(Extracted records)

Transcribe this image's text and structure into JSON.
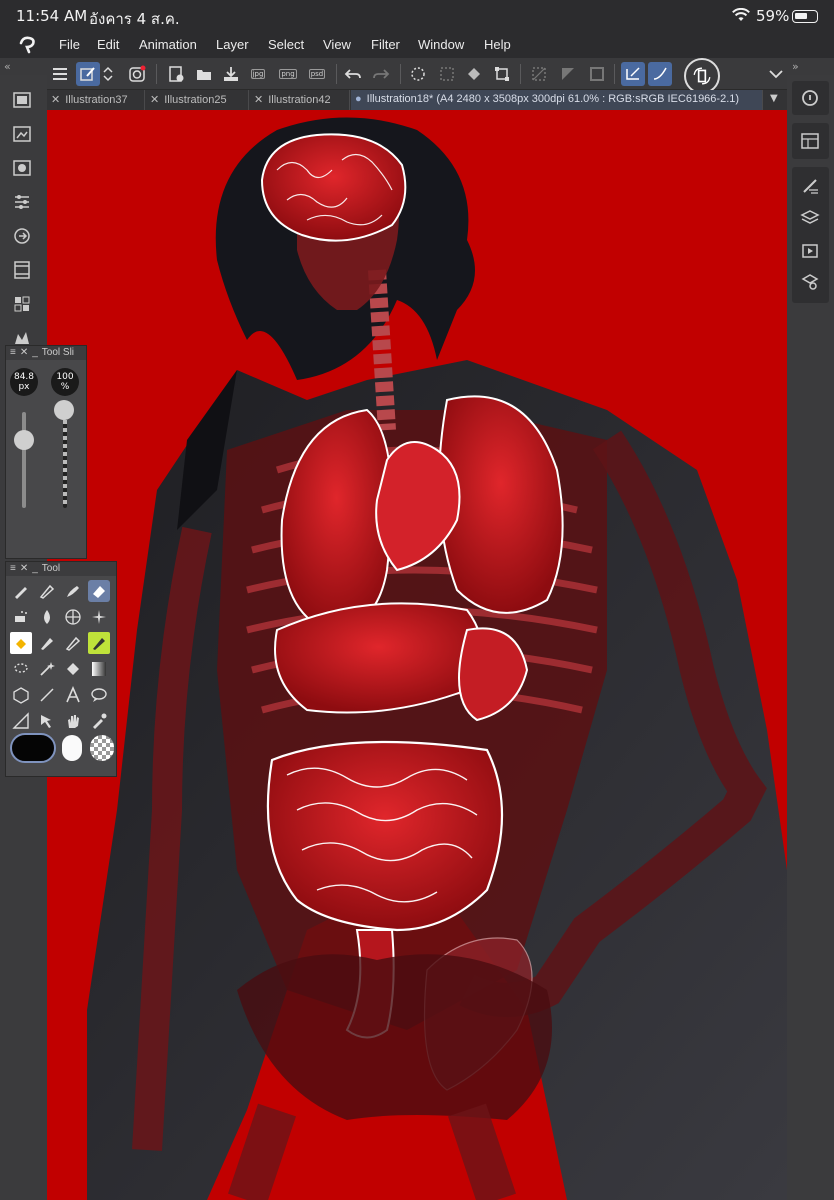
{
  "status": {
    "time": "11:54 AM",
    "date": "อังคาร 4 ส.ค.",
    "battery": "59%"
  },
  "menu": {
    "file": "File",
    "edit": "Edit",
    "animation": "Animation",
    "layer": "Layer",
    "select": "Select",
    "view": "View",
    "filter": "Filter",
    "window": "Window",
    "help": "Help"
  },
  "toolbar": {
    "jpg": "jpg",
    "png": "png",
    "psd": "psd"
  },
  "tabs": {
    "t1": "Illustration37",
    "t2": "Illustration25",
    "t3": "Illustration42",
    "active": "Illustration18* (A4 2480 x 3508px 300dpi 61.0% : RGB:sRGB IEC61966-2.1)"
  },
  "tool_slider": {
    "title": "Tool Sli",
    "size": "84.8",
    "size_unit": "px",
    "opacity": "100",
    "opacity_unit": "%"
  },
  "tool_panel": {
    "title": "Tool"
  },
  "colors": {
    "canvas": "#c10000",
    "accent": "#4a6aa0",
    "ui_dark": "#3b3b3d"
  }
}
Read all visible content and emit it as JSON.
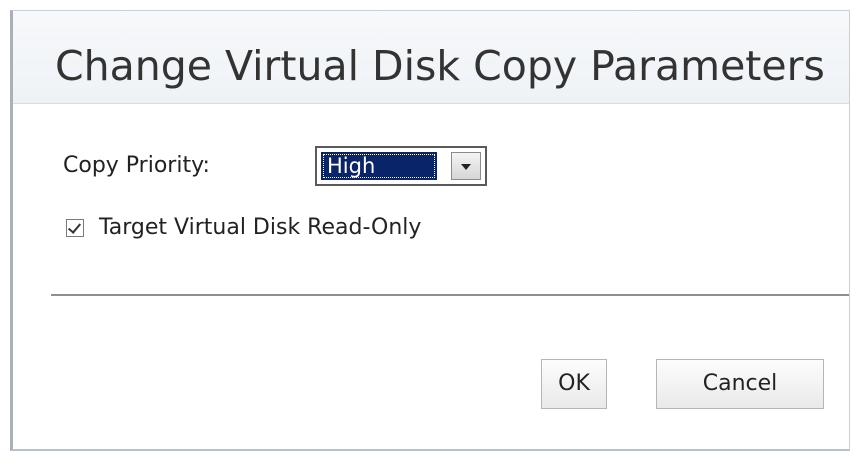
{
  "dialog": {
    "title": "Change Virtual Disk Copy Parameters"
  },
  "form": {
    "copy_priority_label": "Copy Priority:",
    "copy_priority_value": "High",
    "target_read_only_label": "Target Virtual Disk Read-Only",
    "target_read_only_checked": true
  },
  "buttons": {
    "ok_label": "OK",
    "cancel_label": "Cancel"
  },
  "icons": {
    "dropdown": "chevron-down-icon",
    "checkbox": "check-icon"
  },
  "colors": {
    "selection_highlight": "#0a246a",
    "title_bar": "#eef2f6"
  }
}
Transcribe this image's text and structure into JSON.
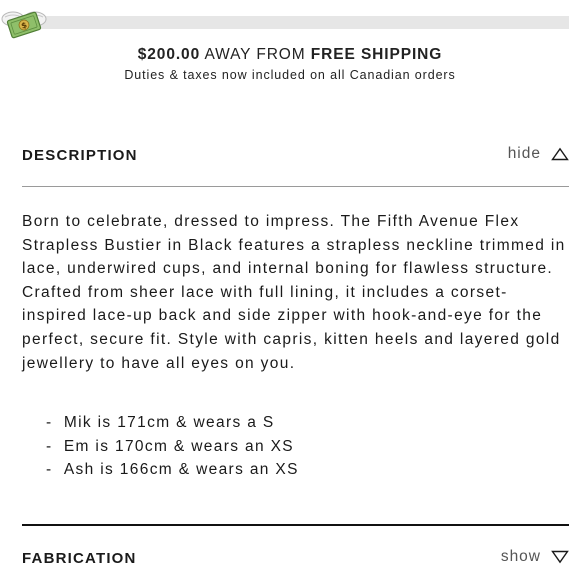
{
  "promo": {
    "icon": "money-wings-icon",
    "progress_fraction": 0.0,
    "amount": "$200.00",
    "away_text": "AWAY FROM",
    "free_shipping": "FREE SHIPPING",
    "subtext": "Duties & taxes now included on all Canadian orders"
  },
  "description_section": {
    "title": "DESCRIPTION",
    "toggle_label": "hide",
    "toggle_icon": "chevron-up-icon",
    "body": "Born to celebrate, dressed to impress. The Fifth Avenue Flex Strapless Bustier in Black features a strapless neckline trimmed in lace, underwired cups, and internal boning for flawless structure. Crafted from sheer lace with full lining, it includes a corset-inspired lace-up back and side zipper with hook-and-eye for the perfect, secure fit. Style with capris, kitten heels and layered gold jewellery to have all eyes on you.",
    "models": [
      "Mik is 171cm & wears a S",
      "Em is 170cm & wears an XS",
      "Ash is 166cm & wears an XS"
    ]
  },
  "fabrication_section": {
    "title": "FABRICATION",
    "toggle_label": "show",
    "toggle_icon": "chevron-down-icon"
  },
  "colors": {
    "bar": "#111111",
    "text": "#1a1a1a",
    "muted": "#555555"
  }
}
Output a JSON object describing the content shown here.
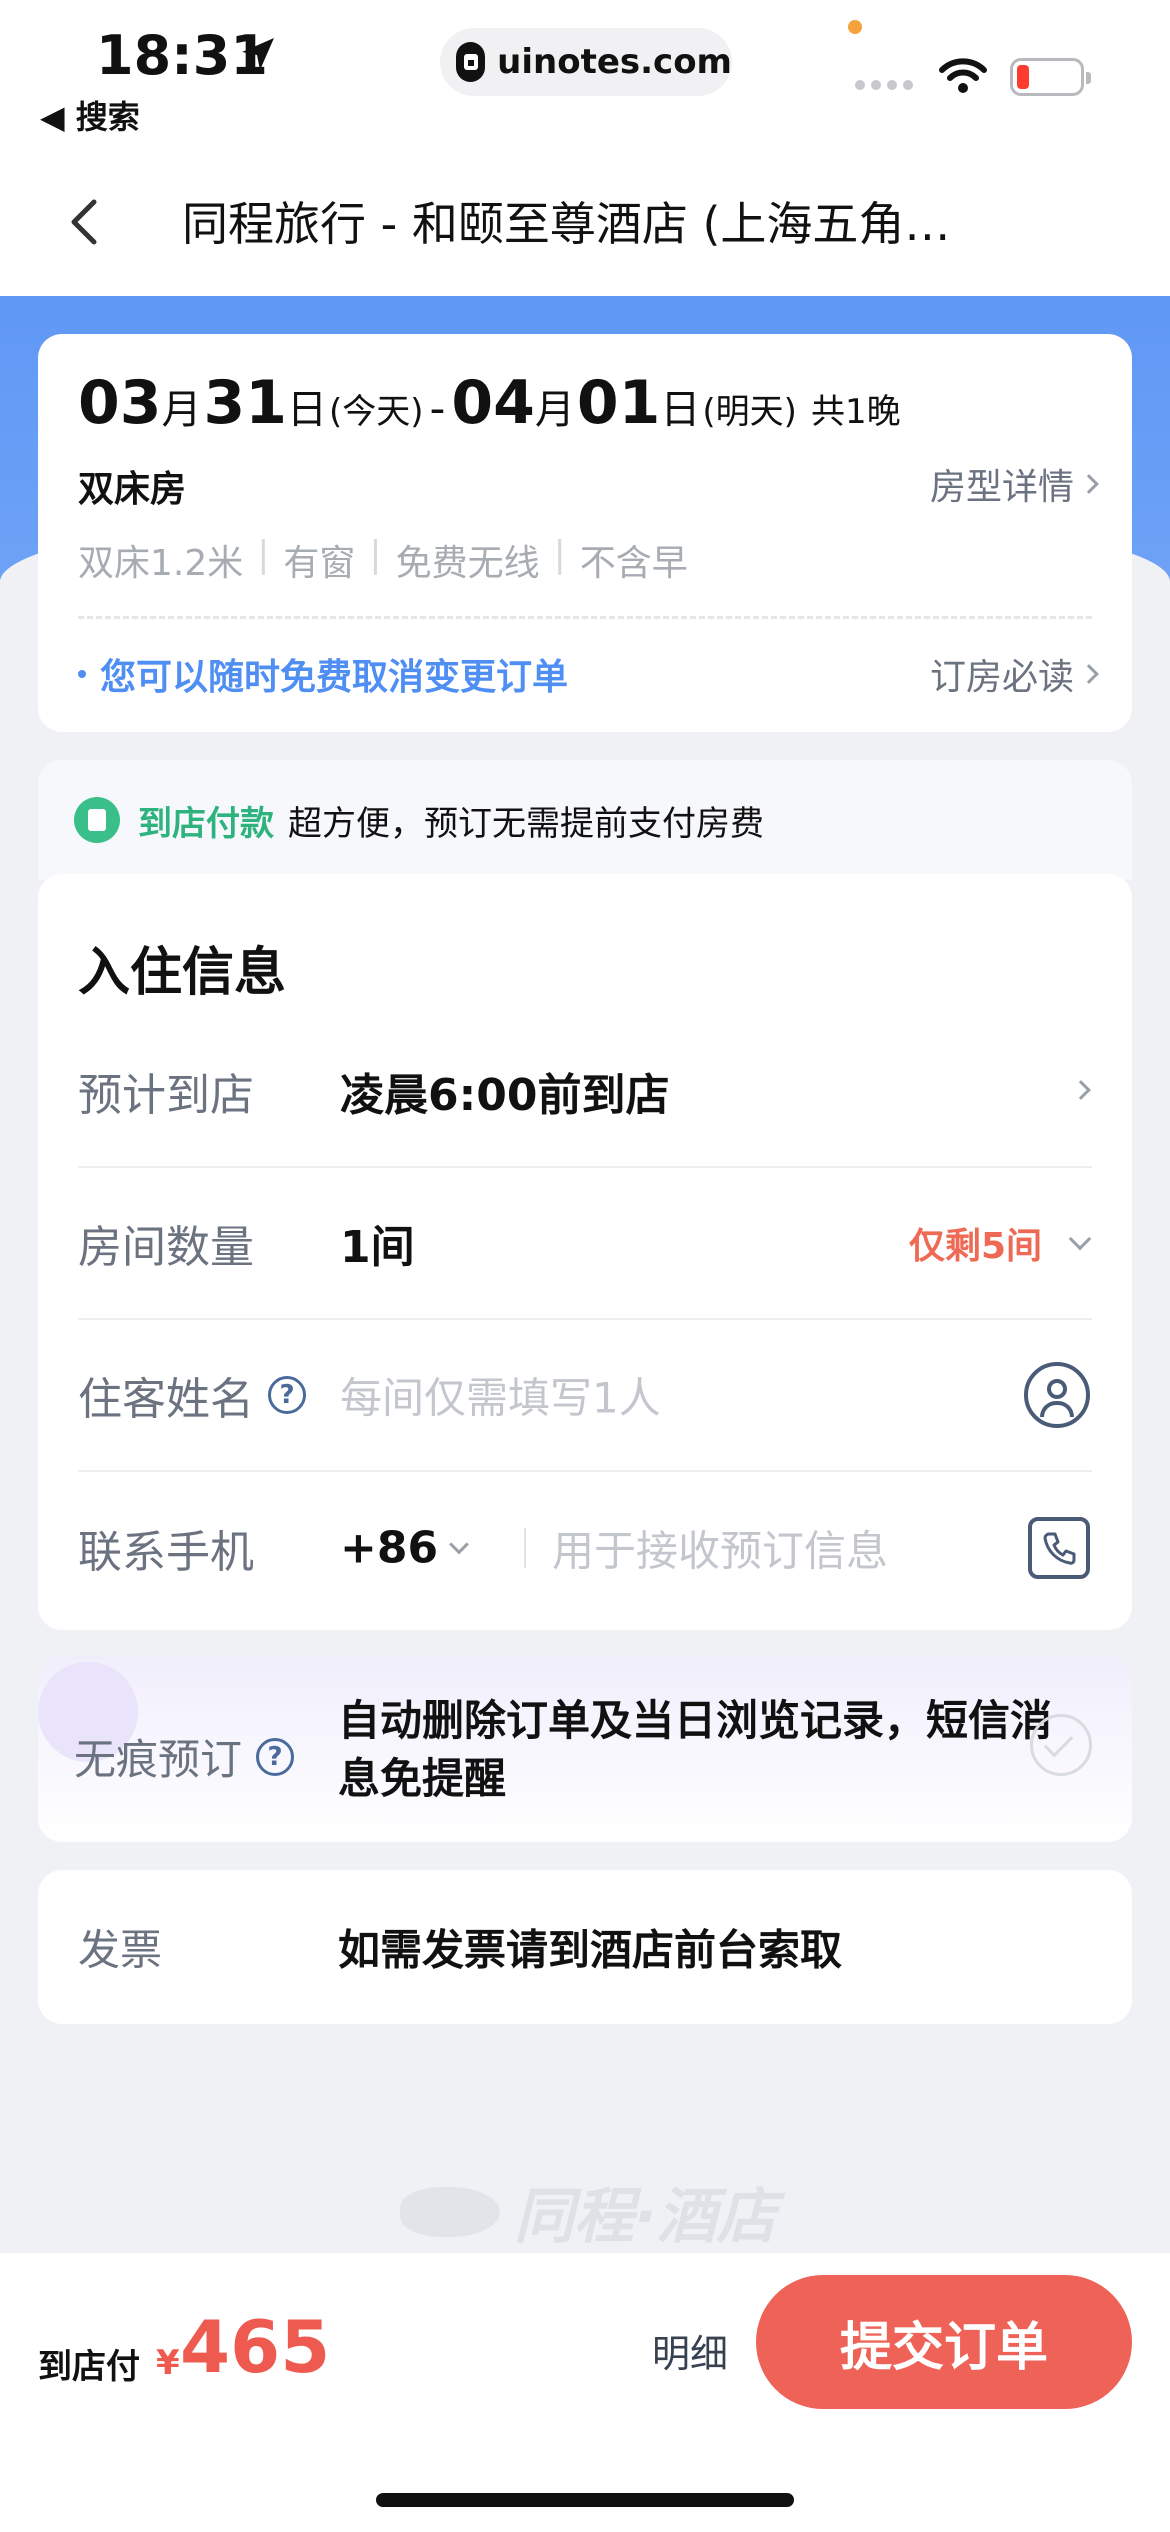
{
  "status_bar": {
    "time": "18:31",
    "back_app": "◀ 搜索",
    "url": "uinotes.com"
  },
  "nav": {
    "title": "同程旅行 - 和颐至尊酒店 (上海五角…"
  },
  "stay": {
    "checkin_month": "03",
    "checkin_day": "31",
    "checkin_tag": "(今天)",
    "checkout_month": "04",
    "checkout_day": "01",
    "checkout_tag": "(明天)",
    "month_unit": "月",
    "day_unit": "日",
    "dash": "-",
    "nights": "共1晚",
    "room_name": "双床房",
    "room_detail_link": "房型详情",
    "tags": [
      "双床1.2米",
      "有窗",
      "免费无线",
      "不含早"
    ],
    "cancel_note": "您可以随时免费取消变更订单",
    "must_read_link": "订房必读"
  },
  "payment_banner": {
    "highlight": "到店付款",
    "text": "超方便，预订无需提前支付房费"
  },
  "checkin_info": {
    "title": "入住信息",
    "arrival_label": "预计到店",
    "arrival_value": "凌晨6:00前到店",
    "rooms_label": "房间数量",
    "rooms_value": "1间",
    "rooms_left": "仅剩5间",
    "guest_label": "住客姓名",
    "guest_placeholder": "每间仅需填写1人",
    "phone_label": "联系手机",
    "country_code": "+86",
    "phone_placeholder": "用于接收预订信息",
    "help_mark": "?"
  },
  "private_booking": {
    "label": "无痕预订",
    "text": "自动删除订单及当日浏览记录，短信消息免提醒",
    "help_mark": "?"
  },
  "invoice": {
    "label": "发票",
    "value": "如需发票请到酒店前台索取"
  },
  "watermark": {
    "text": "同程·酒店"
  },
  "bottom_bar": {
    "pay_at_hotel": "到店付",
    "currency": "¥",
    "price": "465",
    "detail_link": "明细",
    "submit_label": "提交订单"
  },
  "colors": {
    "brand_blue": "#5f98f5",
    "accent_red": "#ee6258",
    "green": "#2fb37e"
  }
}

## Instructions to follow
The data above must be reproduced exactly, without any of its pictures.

## Completed task
Transcribe this image's text and structure into JSON.
{
  "status": {
    "time": "11:54 AM",
    "date": "อังคาร 4 ส.ค.",
    "battery": "59%"
  },
  "menu": {
    "file": "File",
    "edit": "Edit",
    "animation": "Animation",
    "layer": "Layer",
    "select": "Select",
    "view": "View",
    "filter": "Filter",
    "window": "Window",
    "help": "Help"
  },
  "toolbar": {
    "jpg": "jpg",
    "png": "png",
    "psd": "psd"
  },
  "tabs": {
    "t1": "Illustration37",
    "t2": "Illustration25",
    "t3": "Illustration42",
    "active": "Illustration18* (A4 2480 x 3508px 300dpi 61.0% : RGB:sRGB IEC61966-2.1)"
  },
  "tool_slider": {
    "title": "Tool Sli",
    "size": "84.8",
    "size_unit": "px",
    "opacity": "100",
    "opacity_unit": "%"
  },
  "tool_panel": {
    "title": "Tool"
  },
  "colors": {
    "canvas": "#c10000",
    "accent": "#4a6aa0",
    "ui_dark": "#3b3b3d"
  }
}
Read all visible content and emit it as JSON.
{
  "dialog": {
    "title": "Change Virtual Disk Copy Parameters"
  },
  "form": {
    "copy_priority_label": "Copy Priority:",
    "copy_priority_value": "High",
    "target_read_only_label": "Target Virtual Disk Read-Only",
    "target_read_only_checked": true
  },
  "buttons": {
    "ok_label": "OK",
    "cancel_label": "Cancel"
  },
  "icons": {
    "dropdown": "chevron-down-icon",
    "checkbox": "check-icon"
  },
  "colors": {
    "selection_highlight": "#0a246a",
    "title_bar": "#eef2f6"
  }
}
Transcribe this image's text and structure into JSON.
{
  "promo": {
    "icon": "money-wings-icon",
    "progress_fraction": 0.0,
    "amount": "$200.00",
    "away_text": "AWAY FROM",
    "free_shipping": "FREE SHIPPING",
    "subtext": "Duties & taxes now included on all Canadian orders"
  },
  "description_section": {
    "title": "DESCRIPTION",
    "toggle_label": "hide",
    "toggle_icon": "chevron-up-icon",
    "body": "Born to celebrate, dressed to impress. The Fifth Avenue Flex Strapless Bustier in Black features a strapless neckline trimmed in lace, underwired cups, and internal boning for flawless structure. Crafted from sheer lace with full lining, it includes a corset-inspired lace-up back and side zipper with hook-and-eye for the perfect, secure fit. Style with capris, kitten heels and layered gold jewellery to have all eyes on you.",
    "models": [
      "Mik is 171cm & wears a S",
      "Em is 170cm & wears an XS",
      "Ash is 166cm & wears an XS"
    ]
  },
  "fabrication_section": {
    "title": "FABRICATION",
    "toggle_label": "show",
    "toggle_icon": "chevron-down-icon"
  },
  "colors": {
    "bar": "#111111",
    "text": "#1a1a1a",
    "muted": "#555555"
  }
}
Output a JSON object describing the content shown here.
{
  "status_bar": {
    "time": "18:31",
    "back_app": "◀ 搜索",
    "url": "uinotes.com"
  },
  "nav": {
    "title": "同程旅行 - 和颐至尊酒店 (上海五角…"
  },
  "stay": {
    "checkin_month": "03",
    "checkin_day": "31",
    "checkin_tag": "(今天)",
    "checkout_month": "04",
    "checkout_day": "01",
    "checkout_tag": "(明天)",
    "month_unit": "月",
    "day_unit": "日",
    "dash": "-",
    "nights": "共1晚",
    "room_name": "双床房",
    "room_detail_link": "房型详情",
    "tags": [
      "双床1.2米",
      "有窗",
      "免费无线",
      "不含早"
    ],
    "cancel_note": "您可以随时免费取消变更订单",
    "must_read_link": "订房必读"
  },
  "payment_banner": {
    "highlight": "到店付款",
    "text": "超方便，预订无需提前支付房费"
  },
  "checkin_info": {
    "title": "入住信息",
    "arrival_label": "预计到店",
    "arrival_value": "凌晨6:00前到店",
    "rooms_label": "房间数量",
    "rooms_value": "1间",
    "rooms_left": "仅剩5间",
    "guest_label": "住客姓名",
    "guest_placeholder": "每间仅需填写1人",
    "phone_label": "联系手机",
    "country_code": "+86",
    "phone_placeholder": "用于接收预订信息",
    "help_mark": "?"
  },
  "private_booking": {
    "label": "无痕预订",
    "text": "自动删除订单及当日浏览记录，短信消息免提醒",
    "help_mark": "?"
  },
  "invoice": {
    "label": "发票",
    "value": "如需发票请到酒店前台索取"
  },
  "watermark": {
    "text": "同程·酒店"
  },
  "bottom_bar": {
    "pay_at_hotel": "到店付",
    "currency": "¥",
    "price": "465",
    "detail_link": "明细",
    "submit_label": "提交订单"
  },
  "colors": {
    "brand_blue": "#5f98f5",
    "accent_red": "#ee6258",
    "green": "#2fb37e"
  }
}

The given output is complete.